Blog
About

10
views
0
recommends
+1 Recommend
0 collections
    0
    shares
      • Record: found
      • Abstract: not found
      • Article: not found

      The power of statistical tests in meta-analysis.

      ,

      Psychological Methods

      American Psychological Association (APA)

      Read this article at

      ScienceOpenPublisherPubMed
      Bookmark
          There is no author summary for this article yet. Authors can add summaries to their articles on ScienceOpen to make them more accessible to a non-specialist audience.

          Abstract

          Calculations of the power of statistical tests are important in planning research studies (including meta-analyses) and in interpreting situations in which a result has not proven to be statistically significant. The authors describe procedures to compute statistical power of fixed- and random-effects tests of the mean effect size, tests for heterogeneity (or variation) of effect size parameters across studies, and tests for contrasts among effect sizes of different studies. Examples are given using 2 published meta-analyses. The examples illustrate that statistical power is not always high in meta-analysis.

          Related collections

          Most cited references 10

          • Record: found
          • Abstract: not found
          • Article: not found

          Impact of sexual abuse on children: A review and synthesis of recent empirical studies.

            Bookmark
            • Record: found
            • Abstract: not found
            • Article: not found

            The efficacy of psychological, educational, and behavioral treatment: Confirmation from meta-analysis.

              Bookmark
              • Record: found
              • Abstract: found
              • Article: not found

              A meta-analytic examination of assumed properties of child sexual abuse using college samples.

              Many lay persons and professionals believe that child sexual abuse (CSA) causes intense harm, regardless of gender, pervasively in the general population.

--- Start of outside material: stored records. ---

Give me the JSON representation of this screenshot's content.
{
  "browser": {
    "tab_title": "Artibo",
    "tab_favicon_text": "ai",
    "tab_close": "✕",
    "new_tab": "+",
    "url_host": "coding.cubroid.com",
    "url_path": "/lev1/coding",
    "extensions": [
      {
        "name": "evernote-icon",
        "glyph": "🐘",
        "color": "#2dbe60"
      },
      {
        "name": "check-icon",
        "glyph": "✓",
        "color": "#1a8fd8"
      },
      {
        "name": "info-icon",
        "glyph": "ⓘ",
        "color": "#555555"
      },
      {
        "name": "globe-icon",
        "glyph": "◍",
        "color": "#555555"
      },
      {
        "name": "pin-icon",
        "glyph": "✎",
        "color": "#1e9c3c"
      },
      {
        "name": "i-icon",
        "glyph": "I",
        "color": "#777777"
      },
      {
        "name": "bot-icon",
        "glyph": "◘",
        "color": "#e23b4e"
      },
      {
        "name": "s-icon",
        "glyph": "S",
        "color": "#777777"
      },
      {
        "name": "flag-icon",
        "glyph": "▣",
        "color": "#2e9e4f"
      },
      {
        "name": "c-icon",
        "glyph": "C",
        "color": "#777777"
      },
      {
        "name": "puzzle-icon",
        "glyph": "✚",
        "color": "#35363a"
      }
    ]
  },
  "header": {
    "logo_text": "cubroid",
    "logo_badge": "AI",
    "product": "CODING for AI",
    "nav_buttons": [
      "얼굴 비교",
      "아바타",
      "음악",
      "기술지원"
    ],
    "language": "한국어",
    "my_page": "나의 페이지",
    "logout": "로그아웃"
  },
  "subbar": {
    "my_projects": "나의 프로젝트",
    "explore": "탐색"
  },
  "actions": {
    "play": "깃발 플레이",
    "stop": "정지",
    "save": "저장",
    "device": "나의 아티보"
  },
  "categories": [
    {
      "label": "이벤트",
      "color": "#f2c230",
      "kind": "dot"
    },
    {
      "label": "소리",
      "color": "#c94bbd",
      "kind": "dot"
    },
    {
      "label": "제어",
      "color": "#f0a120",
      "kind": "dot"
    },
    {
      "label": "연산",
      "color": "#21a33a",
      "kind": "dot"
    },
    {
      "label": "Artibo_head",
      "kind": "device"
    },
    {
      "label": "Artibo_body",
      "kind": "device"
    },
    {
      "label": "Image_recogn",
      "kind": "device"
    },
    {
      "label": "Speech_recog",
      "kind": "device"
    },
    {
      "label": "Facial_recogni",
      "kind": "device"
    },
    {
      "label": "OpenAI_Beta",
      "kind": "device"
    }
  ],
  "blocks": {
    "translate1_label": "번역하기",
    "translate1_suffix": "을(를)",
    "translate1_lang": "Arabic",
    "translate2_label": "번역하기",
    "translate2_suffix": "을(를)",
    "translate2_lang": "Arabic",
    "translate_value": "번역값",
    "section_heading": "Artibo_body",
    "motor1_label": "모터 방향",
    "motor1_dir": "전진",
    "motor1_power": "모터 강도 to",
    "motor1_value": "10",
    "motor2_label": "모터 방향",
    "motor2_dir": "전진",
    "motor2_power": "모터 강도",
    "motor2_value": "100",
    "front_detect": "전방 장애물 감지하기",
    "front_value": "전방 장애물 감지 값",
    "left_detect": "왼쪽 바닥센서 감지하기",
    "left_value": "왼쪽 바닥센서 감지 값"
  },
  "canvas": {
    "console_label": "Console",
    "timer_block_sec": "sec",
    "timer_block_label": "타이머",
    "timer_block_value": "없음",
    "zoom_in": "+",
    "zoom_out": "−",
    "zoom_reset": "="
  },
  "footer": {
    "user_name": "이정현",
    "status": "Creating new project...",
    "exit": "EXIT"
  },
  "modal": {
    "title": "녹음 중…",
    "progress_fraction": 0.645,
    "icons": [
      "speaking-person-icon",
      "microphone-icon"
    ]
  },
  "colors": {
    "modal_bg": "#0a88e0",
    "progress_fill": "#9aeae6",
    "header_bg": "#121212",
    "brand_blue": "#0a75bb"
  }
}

The authors examined this belief by reviewing 59 studies based on college samples. Meta-analyses revealed that students with CSA were, on average, slightly less well adjusted than controls. However, this poorer adjustment could not be attributed to CSA because family environment (FE) was consistently confounded with CSA, FE explained considerably more adjustment variance than CSA, and CSA-adjustment relations generally became nonsignificant when studies controlled for FE. Self-reported reactions to and effects from CSA indicated that negative effects were neither pervasive nor typically intense, and that men reacted much less negatively than women. The college data were completely consistent with data from national samples. Basic beliefs about CSA in the general population were not supported.
                Bookmark

                Author and article information

                Journal
                Psychological Methods
                Psychological Methods
                American Psychological Association (APA)
                1939-1463
                1082-989X
                2001
                2001
                : 6
                : 3
                : 203-217
                Article
                10.1037/1082-989X.6.3.203
                11570228
                © 2001

                Comments

                Comment on this article